- [PROBLEM TO WORK ON]: Each line of the material must appear again in the answer, exactly.

+--

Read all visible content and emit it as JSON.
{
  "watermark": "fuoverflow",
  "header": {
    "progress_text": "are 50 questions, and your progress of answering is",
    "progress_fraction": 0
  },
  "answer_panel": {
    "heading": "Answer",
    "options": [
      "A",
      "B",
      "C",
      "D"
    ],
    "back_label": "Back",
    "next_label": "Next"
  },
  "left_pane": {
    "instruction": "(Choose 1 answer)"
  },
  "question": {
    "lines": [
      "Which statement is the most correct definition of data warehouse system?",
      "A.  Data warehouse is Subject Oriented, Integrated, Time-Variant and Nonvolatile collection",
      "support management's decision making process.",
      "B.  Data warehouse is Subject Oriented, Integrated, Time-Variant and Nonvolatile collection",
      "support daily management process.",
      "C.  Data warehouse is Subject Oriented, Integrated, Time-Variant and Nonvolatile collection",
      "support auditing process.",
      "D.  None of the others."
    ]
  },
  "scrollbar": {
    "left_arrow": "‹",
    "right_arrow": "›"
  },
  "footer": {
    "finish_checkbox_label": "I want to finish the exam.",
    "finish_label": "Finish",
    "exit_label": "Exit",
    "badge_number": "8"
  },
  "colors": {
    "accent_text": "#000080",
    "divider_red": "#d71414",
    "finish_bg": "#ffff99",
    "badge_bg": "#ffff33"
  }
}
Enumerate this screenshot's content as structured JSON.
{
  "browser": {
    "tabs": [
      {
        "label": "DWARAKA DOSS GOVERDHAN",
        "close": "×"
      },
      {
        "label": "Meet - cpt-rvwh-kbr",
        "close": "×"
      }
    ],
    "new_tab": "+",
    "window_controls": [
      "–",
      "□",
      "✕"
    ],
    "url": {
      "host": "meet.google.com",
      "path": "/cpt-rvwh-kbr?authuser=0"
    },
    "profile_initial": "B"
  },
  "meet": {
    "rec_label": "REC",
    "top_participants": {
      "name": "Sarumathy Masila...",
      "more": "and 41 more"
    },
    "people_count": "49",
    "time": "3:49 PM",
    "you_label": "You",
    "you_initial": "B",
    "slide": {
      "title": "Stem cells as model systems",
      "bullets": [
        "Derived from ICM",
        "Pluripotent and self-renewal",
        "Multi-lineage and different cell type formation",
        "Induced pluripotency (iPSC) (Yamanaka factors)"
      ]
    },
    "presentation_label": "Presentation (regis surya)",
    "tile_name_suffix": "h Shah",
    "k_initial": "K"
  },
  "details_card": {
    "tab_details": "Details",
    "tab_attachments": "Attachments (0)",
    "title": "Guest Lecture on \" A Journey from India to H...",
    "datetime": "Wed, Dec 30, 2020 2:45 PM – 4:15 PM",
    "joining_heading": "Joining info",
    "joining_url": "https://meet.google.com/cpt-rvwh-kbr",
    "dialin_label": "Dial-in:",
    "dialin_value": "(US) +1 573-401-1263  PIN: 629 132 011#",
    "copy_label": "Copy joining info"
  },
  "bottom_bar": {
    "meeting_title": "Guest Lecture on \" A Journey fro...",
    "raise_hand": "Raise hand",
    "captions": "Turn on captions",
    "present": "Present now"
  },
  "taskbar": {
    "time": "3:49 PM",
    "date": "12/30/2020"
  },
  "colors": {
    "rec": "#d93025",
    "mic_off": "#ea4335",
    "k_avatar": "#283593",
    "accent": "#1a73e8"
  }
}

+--

- [EXERCISE RESPONSE]:
Read all visible content and emit it as JSON.
{
  "watermark": "fuoverflow",
  "header": {
    "progress_text": "are 50 questions, and your progress of answering is",
    "progress_fraction": 0
  },
  "answer_panel": {
    "heading": "Answer",
    "options": [
      "A",
      "B",
      "C",
      "D"
    ],
    "back_label": "Back",
    "next_label": "Next"
  },
  "left_pane": {
    "instruction": "(Choose 1 answer)"
  },
  "question": {
    "lines": [
      "Which statement is the most correct definition of data warehouse system?",
      "A.  Data warehouse is Subject Oriented, Integrated, Time-Variant and Nonvolatile collection",
      "support management's decision making process.",
      "B.  Data warehouse is Subject Oriented, Integrated, Time-Variant and Nonvolatile collection",
      "support daily management process.",
      "C.  Data warehouse is Subject Oriented, Integrated, Time-Variant and Nonvolatile collection",
      "support auditing process.",
      "D.  None of the others."
    ]
  },
  "scrollbar": {
    "left_arrow": "‹",
    "right_arrow": "›"
  },
  "footer": {
    "finish_checkbox_label": "I want to finish the exam.",
    "finish_label": "Finish",
    "exit_label": "Exit",
    "badge_number": "8"
  },
  "colors": {
    "accent_text": "#000080",
    "divider_red": "#d71414",
    "finish_bg": "#ffff99",
    "badge_bg": "#ffff33"
  }
}
Enumerate this screenshot's content as structured JSON.
{
  "browser": {
    "tabs": [
      {
        "label": "DWARAKA DOSS GOVERDHAN",
        "close": "×"
      },
      {
        "label": "Meet - cpt-rvwh-kbr",
        "close": "×"
      }
    ],
    "new_tab": "+",
    "window_controls": [
      "–",
      "□",
      "✕"
    ],
    "url": {
      "host": "meet.google.com",
      "path": "/cpt-rvwh-kbr?authuser=0"
    },
    "profile_initial": "B"
  },
  "meet": {
    "rec_label": "REC",
    "top_participants": {
      "name": "Sarumathy Masila...",
      "more": "and 41 more"
    },
    "people_count": "49",
    "time": "3:49 PM",
    "you_label": "You",
    "you_initial": "B",
    "slide": {
      "title": "Stem cells as model systems",
      "bullets": [
        "Derived from ICM",
        "Pluripotent and self-renewal",
        "Multi-lineage and different cell type formation",
        "Induced pluripotency (iPSC) (Yamanaka factors)"
      ]
    },
    "presentation_label": "Presentation (regis surya)",
    "tile_name_suffix": "h Shah",
    "k_initial": "K"
  },
  "details_card": {
    "tab_details": "Details",
    "tab_attachments": "Attachments (0)",
    "title": "Guest Lecture on \" A Journey from India to H...",
    "datetime": "Wed, Dec 30, 2020 2:45 PM – 4:15 PM",
    "joining_heading": "Joining info",
    "joining_url": "https://meet.google.com/cpt-rvwh-kbr",
    "dialin_label": "Dial-in:",
    "dialin_value": "(US) +1 573-401-1263  PIN: 629 132 011#",
    "copy_label": "Copy joining info"
  },
  "bottom_bar": {
    "meeting_title": "Guest Lecture on \" A Journey fro...",
    "raise_hand": "Raise hand",
    "captions": "Turn on captions",
    "present": "Present now"
  },
  "taskbar": {
    "time": "3:49 PM",
    "date": "12/30/2020"
  },
  "colors": {
    "rec": "#d93025",
    "mic_off": "#ea4335",
    "k_avatar": "#283593",
    "accent": "#1a73e8"
  }
}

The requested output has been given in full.